Pull out every line below that contains the word "optional".

Items listed in a dataset:
§

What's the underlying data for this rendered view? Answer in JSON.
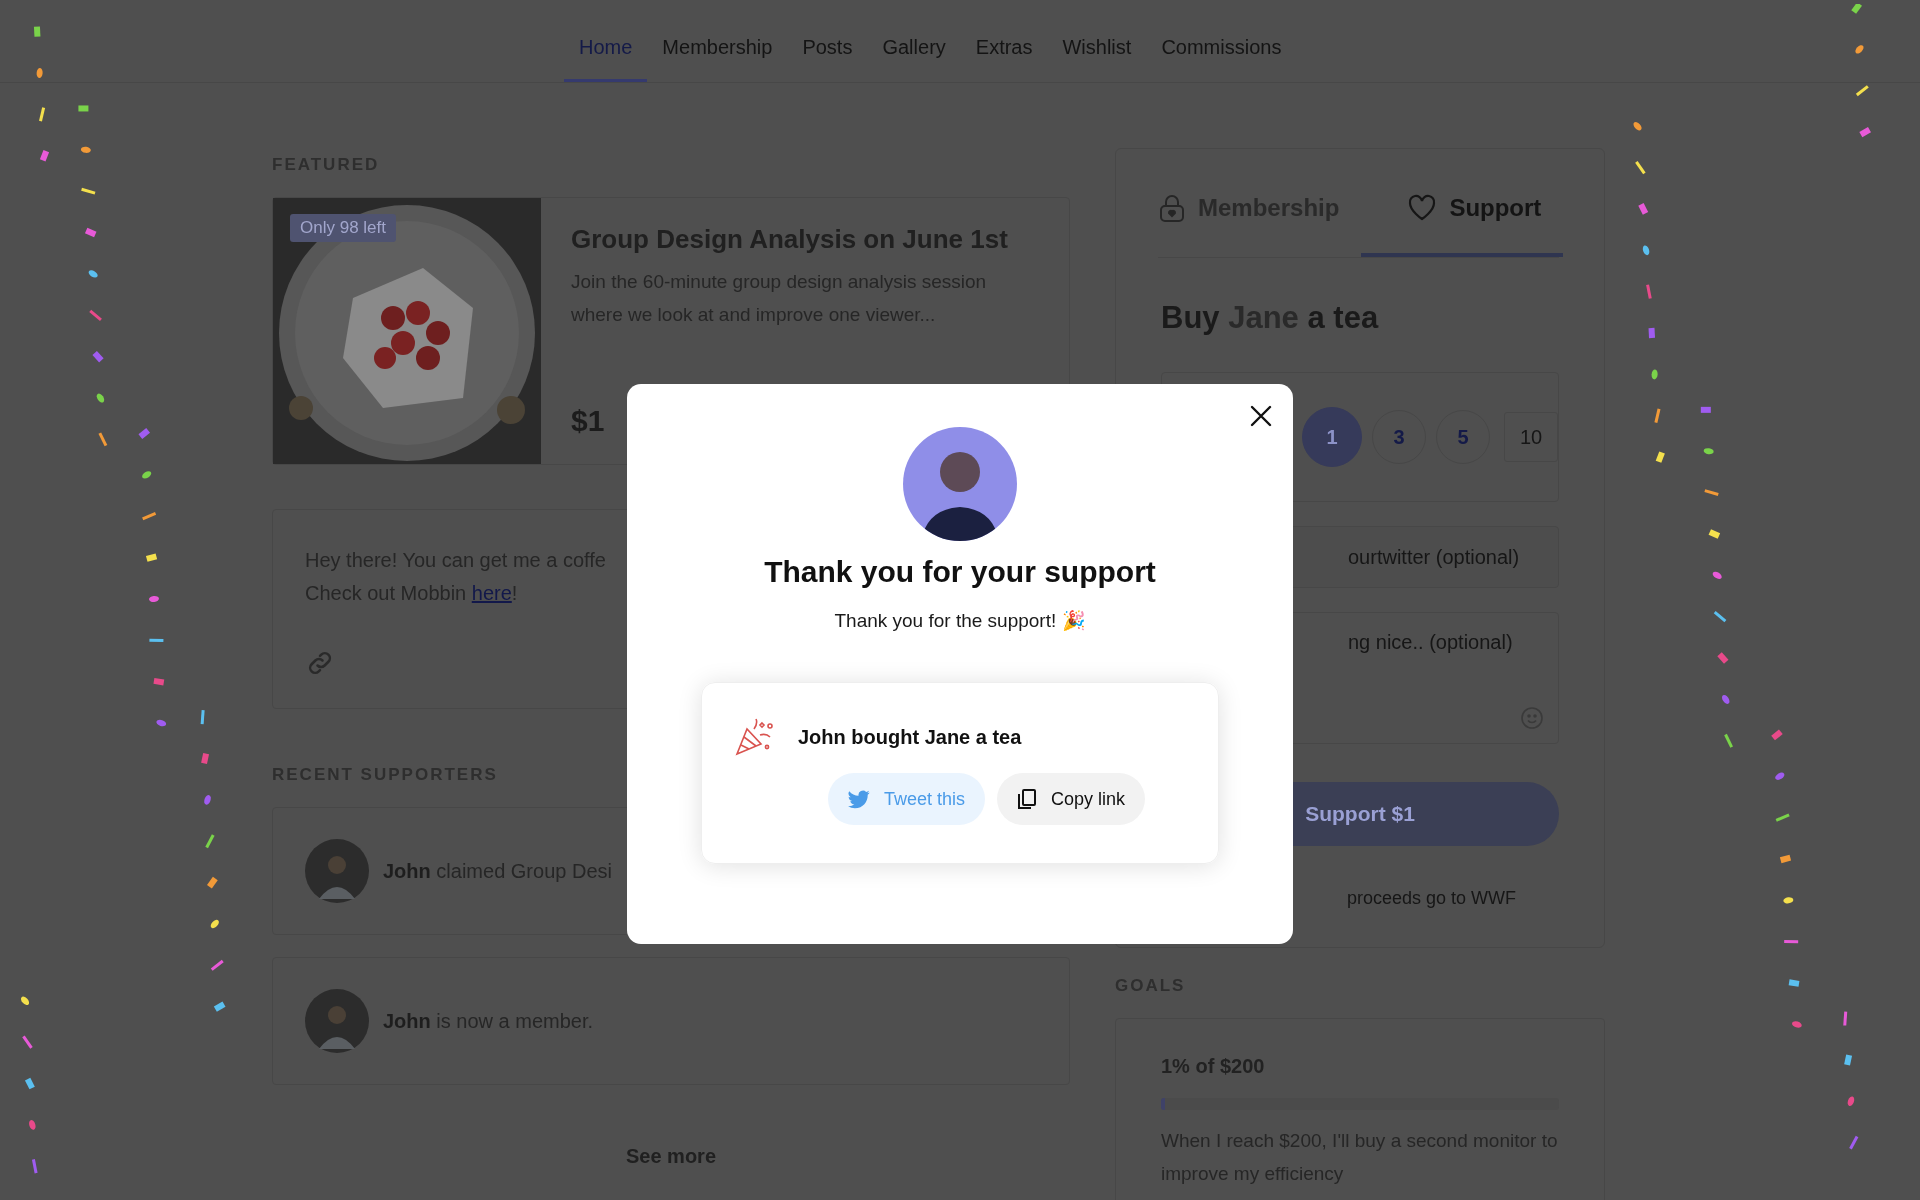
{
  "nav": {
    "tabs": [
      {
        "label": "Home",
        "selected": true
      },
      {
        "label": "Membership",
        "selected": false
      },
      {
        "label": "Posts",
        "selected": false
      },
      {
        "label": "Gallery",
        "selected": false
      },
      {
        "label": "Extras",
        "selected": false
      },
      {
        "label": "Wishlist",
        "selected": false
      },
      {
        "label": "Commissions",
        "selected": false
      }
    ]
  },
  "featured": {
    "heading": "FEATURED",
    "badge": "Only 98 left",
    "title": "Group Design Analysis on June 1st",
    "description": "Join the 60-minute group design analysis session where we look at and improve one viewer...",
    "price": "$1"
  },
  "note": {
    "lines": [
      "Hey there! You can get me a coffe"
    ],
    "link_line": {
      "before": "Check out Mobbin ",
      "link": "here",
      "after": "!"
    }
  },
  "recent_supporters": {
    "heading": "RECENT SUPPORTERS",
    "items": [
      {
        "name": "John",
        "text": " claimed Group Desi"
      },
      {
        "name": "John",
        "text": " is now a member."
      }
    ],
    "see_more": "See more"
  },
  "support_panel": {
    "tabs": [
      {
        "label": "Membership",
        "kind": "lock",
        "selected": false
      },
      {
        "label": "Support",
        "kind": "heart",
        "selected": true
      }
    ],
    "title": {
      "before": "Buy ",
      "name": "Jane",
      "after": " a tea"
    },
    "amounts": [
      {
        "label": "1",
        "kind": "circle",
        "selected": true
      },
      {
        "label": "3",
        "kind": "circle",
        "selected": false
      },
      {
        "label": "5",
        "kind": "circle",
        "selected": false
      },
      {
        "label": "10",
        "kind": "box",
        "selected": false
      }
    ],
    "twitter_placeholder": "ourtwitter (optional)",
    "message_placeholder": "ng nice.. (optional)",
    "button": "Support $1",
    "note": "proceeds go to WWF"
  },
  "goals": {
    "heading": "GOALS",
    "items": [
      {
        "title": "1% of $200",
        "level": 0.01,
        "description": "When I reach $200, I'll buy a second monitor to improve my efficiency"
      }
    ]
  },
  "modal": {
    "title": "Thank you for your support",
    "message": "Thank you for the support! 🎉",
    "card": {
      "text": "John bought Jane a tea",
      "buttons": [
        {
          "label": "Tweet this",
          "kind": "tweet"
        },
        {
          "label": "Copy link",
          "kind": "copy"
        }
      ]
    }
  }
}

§

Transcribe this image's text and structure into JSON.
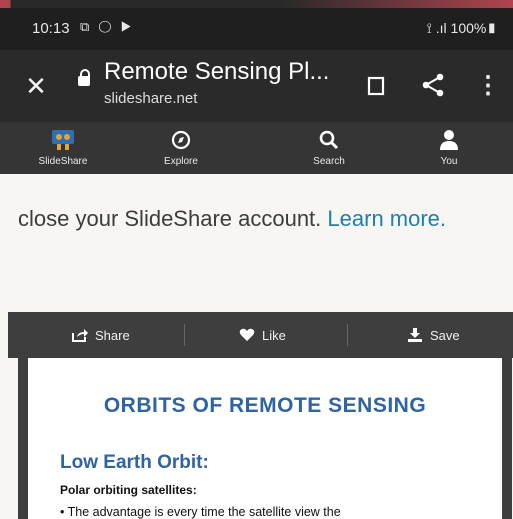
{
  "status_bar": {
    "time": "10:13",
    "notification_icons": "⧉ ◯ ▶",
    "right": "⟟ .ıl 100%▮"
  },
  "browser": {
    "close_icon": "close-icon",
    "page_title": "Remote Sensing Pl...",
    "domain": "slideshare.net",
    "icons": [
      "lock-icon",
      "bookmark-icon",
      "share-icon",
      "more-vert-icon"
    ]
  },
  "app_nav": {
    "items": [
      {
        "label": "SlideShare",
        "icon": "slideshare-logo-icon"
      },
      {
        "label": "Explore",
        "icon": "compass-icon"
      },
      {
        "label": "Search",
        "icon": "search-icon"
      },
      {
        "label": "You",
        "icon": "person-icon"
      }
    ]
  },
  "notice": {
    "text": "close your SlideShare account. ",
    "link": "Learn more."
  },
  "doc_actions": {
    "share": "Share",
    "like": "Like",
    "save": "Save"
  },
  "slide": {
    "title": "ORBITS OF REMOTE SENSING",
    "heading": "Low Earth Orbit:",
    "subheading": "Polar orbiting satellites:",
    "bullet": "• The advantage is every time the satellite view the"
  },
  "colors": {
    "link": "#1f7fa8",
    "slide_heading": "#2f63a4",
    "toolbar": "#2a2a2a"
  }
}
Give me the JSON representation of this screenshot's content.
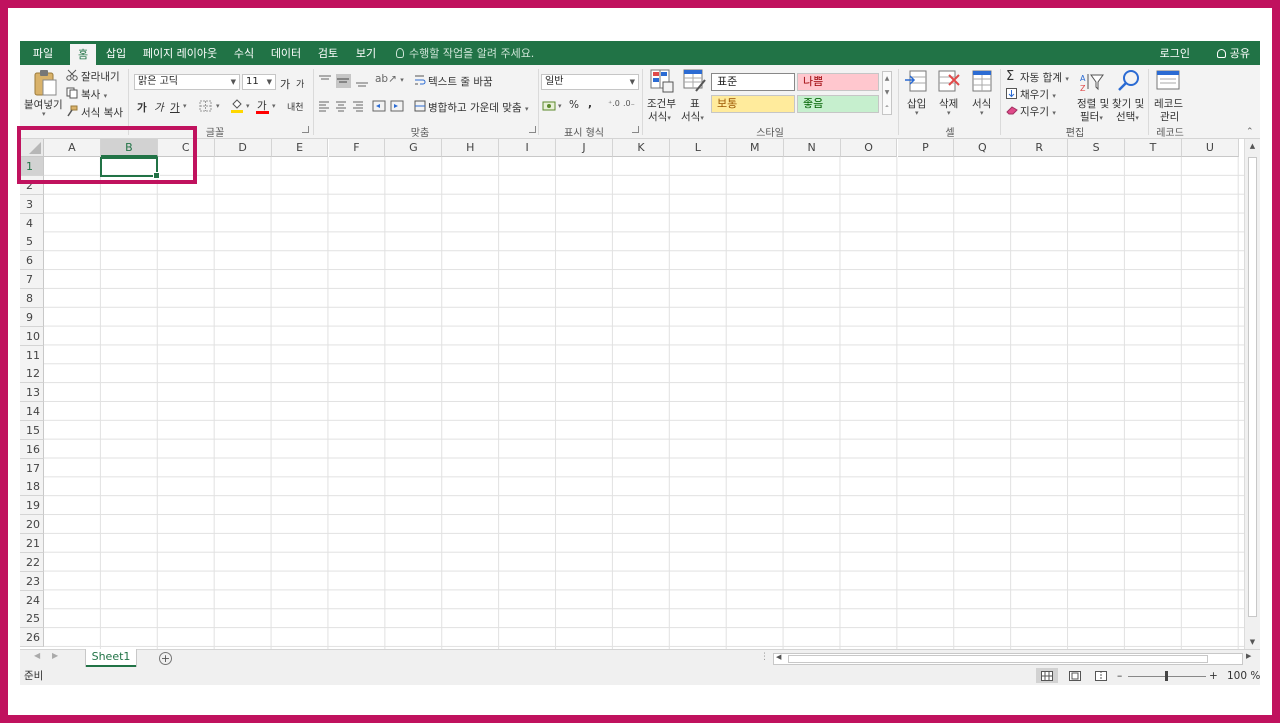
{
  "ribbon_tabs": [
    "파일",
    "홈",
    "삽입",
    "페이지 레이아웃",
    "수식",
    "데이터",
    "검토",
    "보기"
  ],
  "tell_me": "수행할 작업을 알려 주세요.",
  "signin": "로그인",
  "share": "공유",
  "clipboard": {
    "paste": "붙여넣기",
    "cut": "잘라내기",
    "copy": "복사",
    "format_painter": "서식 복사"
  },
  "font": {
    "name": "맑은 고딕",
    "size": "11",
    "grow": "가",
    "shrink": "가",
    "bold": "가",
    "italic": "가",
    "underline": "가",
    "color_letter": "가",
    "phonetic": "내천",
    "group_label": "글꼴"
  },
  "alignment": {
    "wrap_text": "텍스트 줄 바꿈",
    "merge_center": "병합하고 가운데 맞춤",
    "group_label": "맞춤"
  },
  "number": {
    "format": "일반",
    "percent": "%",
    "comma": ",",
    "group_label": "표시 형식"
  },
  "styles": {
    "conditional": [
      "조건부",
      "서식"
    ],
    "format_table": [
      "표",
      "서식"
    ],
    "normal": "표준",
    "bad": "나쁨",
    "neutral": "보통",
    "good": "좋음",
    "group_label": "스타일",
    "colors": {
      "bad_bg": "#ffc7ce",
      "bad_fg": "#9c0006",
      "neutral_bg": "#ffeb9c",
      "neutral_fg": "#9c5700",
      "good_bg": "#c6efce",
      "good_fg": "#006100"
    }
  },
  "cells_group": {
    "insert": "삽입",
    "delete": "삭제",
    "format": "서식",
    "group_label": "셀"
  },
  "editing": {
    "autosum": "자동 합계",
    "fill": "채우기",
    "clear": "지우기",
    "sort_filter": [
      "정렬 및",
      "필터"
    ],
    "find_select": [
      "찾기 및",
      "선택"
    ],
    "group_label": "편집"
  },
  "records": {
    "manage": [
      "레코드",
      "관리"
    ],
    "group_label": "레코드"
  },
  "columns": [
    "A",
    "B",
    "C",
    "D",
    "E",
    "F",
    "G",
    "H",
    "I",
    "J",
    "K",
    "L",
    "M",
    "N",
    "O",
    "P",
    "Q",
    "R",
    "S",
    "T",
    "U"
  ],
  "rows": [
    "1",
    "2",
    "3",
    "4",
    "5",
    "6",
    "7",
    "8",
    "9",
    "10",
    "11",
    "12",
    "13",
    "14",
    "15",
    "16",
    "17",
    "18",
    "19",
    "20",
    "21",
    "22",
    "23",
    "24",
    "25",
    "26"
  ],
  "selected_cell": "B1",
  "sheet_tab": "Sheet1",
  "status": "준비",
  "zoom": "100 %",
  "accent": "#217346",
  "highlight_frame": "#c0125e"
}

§

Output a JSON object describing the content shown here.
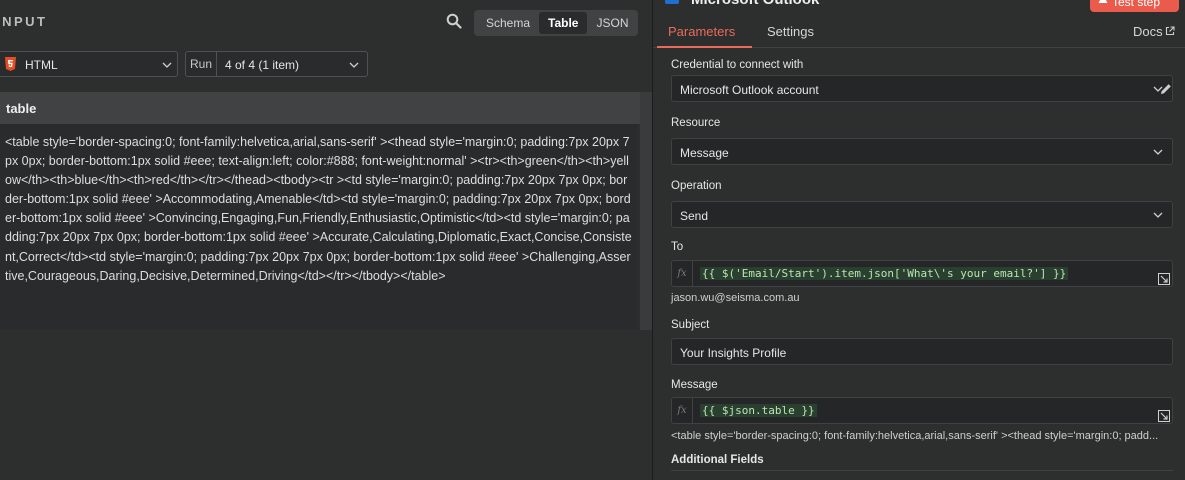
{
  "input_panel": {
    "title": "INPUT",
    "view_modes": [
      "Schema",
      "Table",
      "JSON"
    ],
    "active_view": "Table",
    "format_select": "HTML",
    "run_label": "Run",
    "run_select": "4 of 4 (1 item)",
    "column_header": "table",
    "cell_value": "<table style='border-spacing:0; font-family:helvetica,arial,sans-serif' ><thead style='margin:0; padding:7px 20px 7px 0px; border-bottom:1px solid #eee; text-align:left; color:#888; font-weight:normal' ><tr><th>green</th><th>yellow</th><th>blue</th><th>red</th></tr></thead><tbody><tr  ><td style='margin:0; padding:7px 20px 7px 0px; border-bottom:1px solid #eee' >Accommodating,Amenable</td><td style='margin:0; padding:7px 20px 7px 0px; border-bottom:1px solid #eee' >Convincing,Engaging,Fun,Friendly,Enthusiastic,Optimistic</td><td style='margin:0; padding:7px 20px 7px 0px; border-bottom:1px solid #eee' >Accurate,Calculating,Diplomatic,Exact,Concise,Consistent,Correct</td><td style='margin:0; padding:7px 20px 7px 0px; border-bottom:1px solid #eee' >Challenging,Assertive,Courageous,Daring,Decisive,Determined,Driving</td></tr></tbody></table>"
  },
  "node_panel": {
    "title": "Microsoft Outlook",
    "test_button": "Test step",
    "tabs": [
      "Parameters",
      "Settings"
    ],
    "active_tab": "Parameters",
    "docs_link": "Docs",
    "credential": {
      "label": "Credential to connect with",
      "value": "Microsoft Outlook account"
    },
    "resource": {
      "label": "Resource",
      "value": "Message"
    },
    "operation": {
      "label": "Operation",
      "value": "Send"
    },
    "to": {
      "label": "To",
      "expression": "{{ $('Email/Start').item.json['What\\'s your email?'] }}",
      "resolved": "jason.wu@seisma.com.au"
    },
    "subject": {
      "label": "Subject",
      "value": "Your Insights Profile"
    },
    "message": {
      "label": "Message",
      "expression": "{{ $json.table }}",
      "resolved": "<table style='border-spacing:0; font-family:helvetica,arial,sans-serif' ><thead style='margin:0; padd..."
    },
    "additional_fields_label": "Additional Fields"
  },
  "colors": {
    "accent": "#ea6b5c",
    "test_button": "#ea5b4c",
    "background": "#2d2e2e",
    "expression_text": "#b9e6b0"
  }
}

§

▸ Task result
    "twitter_placeholder": "ourtwitter (optional)",
    "message_placeholder": "ng nice.. (optional)",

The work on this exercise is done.